"It's good but not great," said Maureen Atkinson, a partner with retail consultancy J.C. Williams Group in Toronto. "It's better than last year - but last year was not good at all."
Policy makers are banking on shoppers to fuel the recovery, given that consumer spending represents about 70 per cent of economic activity, while export markets remained tempered.
There are reasons for optimism. Early figures point to the start of a retail recovery this fall, with sales jumping 0.8 per cent in October from September, the eighth increase in 10 months, Statistics Canada said yesterday. For the holiday season, sales are projected to rise between 1 per cent and 2 per cent, compared with last year's decline of about 1.5 per cent, according to J.C. Williams.
This year, however, the business may come with lower profit margins as merchants are forced to drop their prices to lure consumers.
Anticipating a tough holiday season, retailers started to pitch their holiday promotions earlier than ever in 2009. At the same time, they trimmed their inventory levels by about 5 to 10 per cent, industry officials said.
Still, consumers are out shopping, and that's the main thing.
"It's definitely more cheerful," said Christine Diemer, who was among the throngs of holiday shoppers hunting for deals in downtown Vancouver. "It's more festive. There's a better feeling." The recent retiree said she would spend more this year than she did last December.
After suffering one of their toughest years in decades, retailers are counting on a lift in the holiday period. Many retailers generate the bulk of their annual sales and profit in the last two months of the year.
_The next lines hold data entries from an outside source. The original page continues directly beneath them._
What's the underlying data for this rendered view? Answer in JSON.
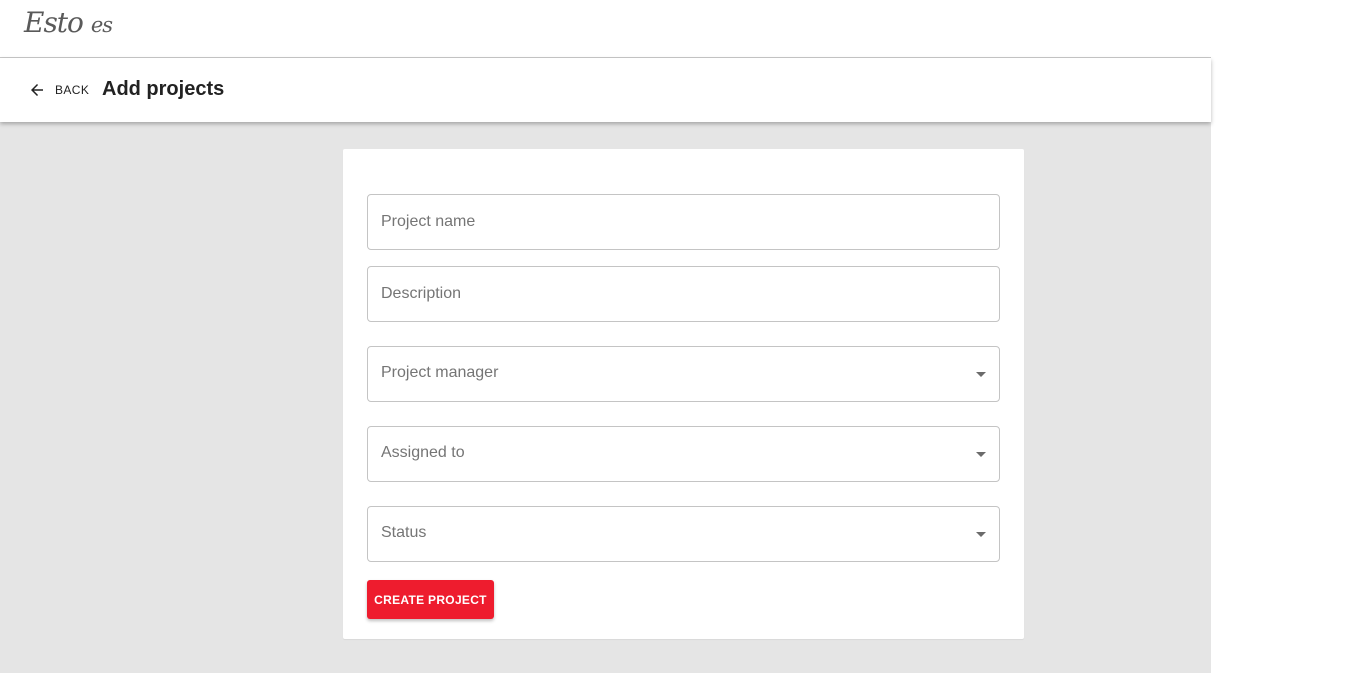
{
  "brand": {
    "logo_main": "Esto",
    "logo_small": "es"
  },
  "header": {
    "back_label": "BACK",
    "title": "Add projects"
  },
  "form": {
    "project_name_placeholder": "Project name",
    "description_placeholder": "Description",
    "project_manager_label": "Project manager",
    "assigned_to_label": "Assigned to",
    "status_label": "Status",
    "submit_label": "CREATE PROJECT"
  },
  "colors": {
    "accent": "#ee1c2e",
    "background": "#e5e5e5"
  }
}
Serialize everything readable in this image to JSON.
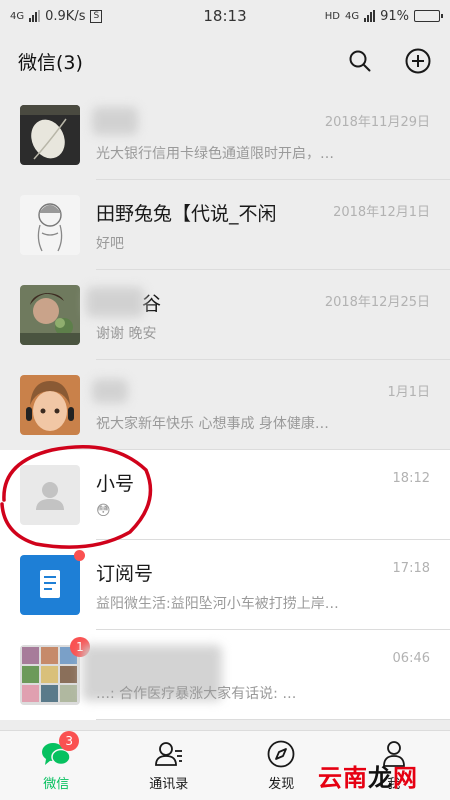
{
  "status_bar": {
    "network_left": "4G",
    "speed": "0.9K/s",
    "s_box": "S",
    "time": "18:13",
    "hd": "HD",
    "network_right": "4G",
    "battery": "91%",
    "battery_level": 0.91
  },
  "header": {
    "title": "微信(3)",
    "search_icon": "search-icon",
    "add_icon": "plus-circle-icon"
  },
  "chats": [
    {
      "name": "",
      "time": "2018年11月29日",
      "message": "光大银行信用卡绿色通道限时开启，…",
      "background": "gray"
    },
    {
      "name": "田野兔兔【代说_不闲",
      "time": "2018年12月1日",
      "message": "好吧",
      "background": "gray"
    },
    {
      "name": "谷",
      "time": "2018年12月25日",
      "message": "谢谢  晚安",
      "background": "gray"
    },
    {
      "name": "",
      "time": "1月1日",
      "message": "祝大家新年快乐 心想事成 身体健康…",
      "background": "gray"
    },
    {
      "name": "小号",
      "time": "18:12",
      "message": "😳",
      "background": "white"
    },
    {
      "name": "订阅号",
      "time": "17:18",
      "message": "益阳微生活:益阳坠河小车被打捞上岸…",
      "background": "white"
    },
    {
      "name": "",
      "time": "06:46",
      "message": "…: 合作医疗暴涨大家有话说: …",
      "background": "white",
      "badge": "1"
    }
  ],
  "tabs": [
    {
      "label": "微信",
      "icon": "chat-bubbles-icon",
      "active": true,
      "badge": "3"
    },
    {
      "label": "通讯录",
      "icon": "contacts-icon",
      "active": false
    },
    {
      "label": "发现",
      "icon": "compass-icon",
      "active": false
    },
    {
      "label": "我",
      "icon": "person-icon",
      "active": false
    }
  ],
  "watermark": {
    "part1": "云南",
    "part2": "龙",
    "part3": "网"
  },
  "colors": {
    "accent_green": "#07c160",
    "badge_red": "#fa5151",
    "annotation_red": "#d0021b",
    "subscription_blue": "#1e7fd6"
  }
}
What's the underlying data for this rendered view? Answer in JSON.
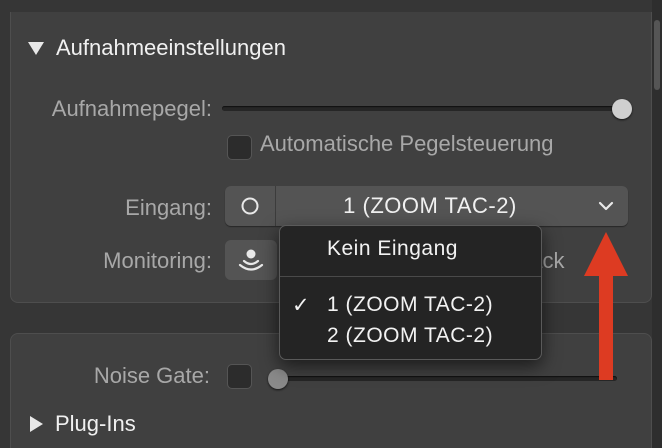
{
  "recording_section": {
    "title": "Aufnahmeeinstellungen",
    "level_label": "Aufnahmepegel:",
    "level_value": 1.0,
    "auto_level_label": "Automatische Pegelsteuerung",
    "auto_level_checked": false,
    "input_label": "Eingang:",
    "input_value": "1  (ZOOM TAC-2)",
    "monitoring_label": "Monitoring:",
    "monitoring_partial_text": "back"
  },
  "input_menu": {
    "items": [
      {
        "label": "Kein Eingang",
        "checked": false
      },
      {
        "label": "1  (ZOOM TAC-2)",
        "checked": true
      },
      {
        "label": "2  (ZOOM TAC-2)",
        "checked": false
      }
    ]
  },
  "lower_section": {
    "noise_gate_label": "Noise Gate:",
    "noise_gate_checked": false,
    "noise_gate_level": 0.0,
    "plugins_title": "Plug-Ins"
  },
  "colors": {
    "annotation_arrow": "#dd3b22",
    "menu_background": "#242424",
    "panel_background": "#404040"
  }
}
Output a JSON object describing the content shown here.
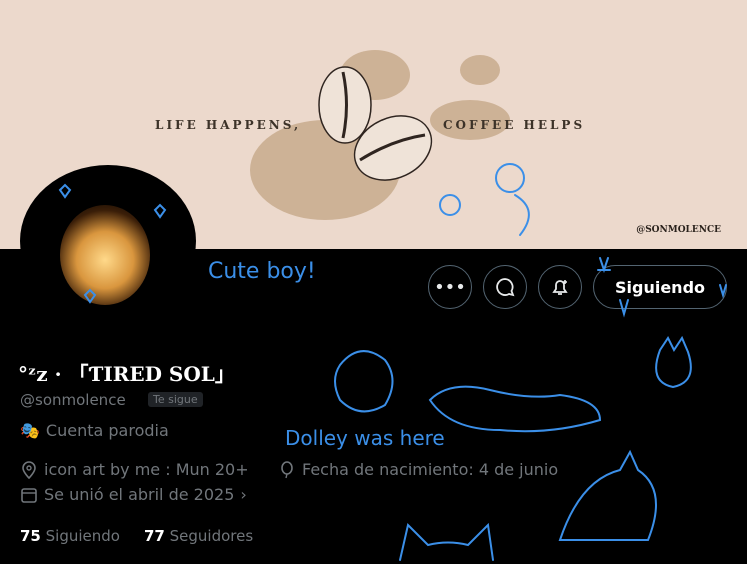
{
  "banner": {
    "text_left": "LIFE HAPPENS,",
    "text_right": "COFFEE HELPS",
    "credit": "@SONMOLENCE"
  },
  "doodles": {
    "cute_label": "Cute boy!",
    "dolley_label": "Dolley was here"
  },
  "actions": {
    "more_icon": "more-icon",
    "message_icon": "message-icon",
    "notify_icon": "notify-bell-icon",
    "follow_label": "Siguiendo"
  },
  "profile": {
    "display_name": "°ᶻz · 「ƬIRED SOL」",
    "handle": "@sonmolence",
    "follows_you": "Te sigue",
    "parody": "Cuenta parodia",
    "location": "icon art by me : Mun 20+",
    "birthday": "Fecha de nacimiento: 4 de junio",
    "joined": "Se unió el abril de 2025"
  },
  "stats": {
    "following_count": "75",
    "following_label": "Siguiendo",
    "followers_count": "77",
    "followers_label": "Seguidores"
  },
  "colors": {
    "doodle_blue": "#3b8fe8",
    "background": "#000000",
    "banner_bg": "#ecd9cc"
  }
}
Some even remain in the red until the holiday season arrives.
Wal-Mart Canada Corp. and Sears Canada Inc. are among the big chains to launch Boxing Day sales more than a week before Dec. 26.
"People are comparison shopping and looking for not just a good deal but the best deal they can get today," said Jim Thompson, a senior vice-president at Wal-Mart Canada Corp. "Our pre-Boxing Week blow-out event is our response to this trend."
Retailers are partly responding to consumers having delayed their holiday shopping later than ever this year, said Vincent Power, a spokesman for Sears. "Because of the recession, there's probably more deals and lower prices before Christmas than there were in the past."
For example, retailers are now trumpeting 50- to 60-per-cent markdowns on holiday decorations - compared with 30- to 40-per-cent off those goods in the week before Christmas in the past, he said.
Last week, Best Buy Canada pitched on Facebook a 52-inch flat panel Toshiba television for about $1,700 - a $700 saving - plus free installation by its Geek Squad, worth another $159.
The deals are drawing customers, said Richard Laniel, a vice-president at Best Buy Canada in Burnaby, B.C. "We're feeling pretty good about the numbers and where we'll end up," Mr. Laniel said.
Over the weekend, Best Buy's overall unit sales jumped 5.9 per cent from a year ago - up 8.8 per cent at the retailer's namesake Best Buy chain and 4.4 per cent at its Future Shop stores, officials said.
Recession-struck retailers need some cheer. At Best Buy Canada, third-quarter sales at stores open a year or more fell in the "high single-digit" range. Sears Canada's same-store sales dropped 6.3 per cent in its third quarter.
Still, the October retail sales from Statscan are encouraging. Sales of clothing and accessories - discretionary purchases that suffer in a downturn - rose 1.9 per cent. Shoes and jewellery were among other strong categories.
"The recovery in recent months has been particularly impressive," Douglas Porter, economist at Bank of Montreal, wrote in a note. (Nevertheless, excluding the automotive sector, retail sales slipped 0.2 per cent in October.)
In another positive sign, spending at retailers over the first two weekends this month increased about 5 and 6 per cent from a year earlier, according to Moneris Solutions, which processes credit, debit and online payments for merchants.
Department stores were the clear winners in the first weekend, with a 12.8-per-cent gain, while clothing stores saw a 5.4-per-cent jump in the first weekend and 11.4 per cent in the second.
"The increase in preholiday spending is a clear indication of renewed consumer confidence," said David Ades, senior vice-president of sales at Moneris.
With files from reporter David Ebner in Vancouver